I spent years away from Mormonism, living and working in places where gender did not matter. That's the way things functioned in "the world" and everyone was used to it.
When I tried to reintegrate into Mormonism, the separation of the sexes struck me as bizarre. I mean, in today's society who would even consider such a procedure when organizing a new entity?
Yet here the Mormons were, the men pompously heading off to rooms where really important decisions--like who was going to carry whose furniture--were made; and the women heading into a tightly packed room in which various perfumes commingled to produce a gut-wrenching stench.
I always found it interesting that priesthood meeting was supposed to be so special and yet most instructors hadn't taken the time to do more preparation than maybe reading once through the manual. Whereas the relief society instructor likely spent two weeks preparing and had all kinds of props along with a table cloth,flowers and etc. What's up with that?
No one would say that unless there was stuff that would make you uncomfortable. If there's nothing to make you uncomfortable, why mention it? No one ever says, "there's nothing at the grocery store that would make you uncomfortable." That's because there's nothing at the grocery store that would make you uncomfortable.

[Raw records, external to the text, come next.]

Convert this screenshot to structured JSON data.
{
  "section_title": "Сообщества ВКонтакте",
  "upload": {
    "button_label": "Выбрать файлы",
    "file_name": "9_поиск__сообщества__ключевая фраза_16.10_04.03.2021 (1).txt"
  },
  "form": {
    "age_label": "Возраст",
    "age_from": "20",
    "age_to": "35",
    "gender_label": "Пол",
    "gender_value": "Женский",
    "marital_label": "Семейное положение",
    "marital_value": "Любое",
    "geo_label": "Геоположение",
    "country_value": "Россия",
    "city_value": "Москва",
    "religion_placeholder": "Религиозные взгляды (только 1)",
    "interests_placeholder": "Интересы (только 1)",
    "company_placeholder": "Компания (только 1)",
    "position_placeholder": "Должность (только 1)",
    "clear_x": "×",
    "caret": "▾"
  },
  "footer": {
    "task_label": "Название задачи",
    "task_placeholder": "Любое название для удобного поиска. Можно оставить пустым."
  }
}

This is preemptive gas-lighting. They're telling you that when you start feeling uncomfortable (which you probably will) that you shouldn't, and it's because something's wrong with you.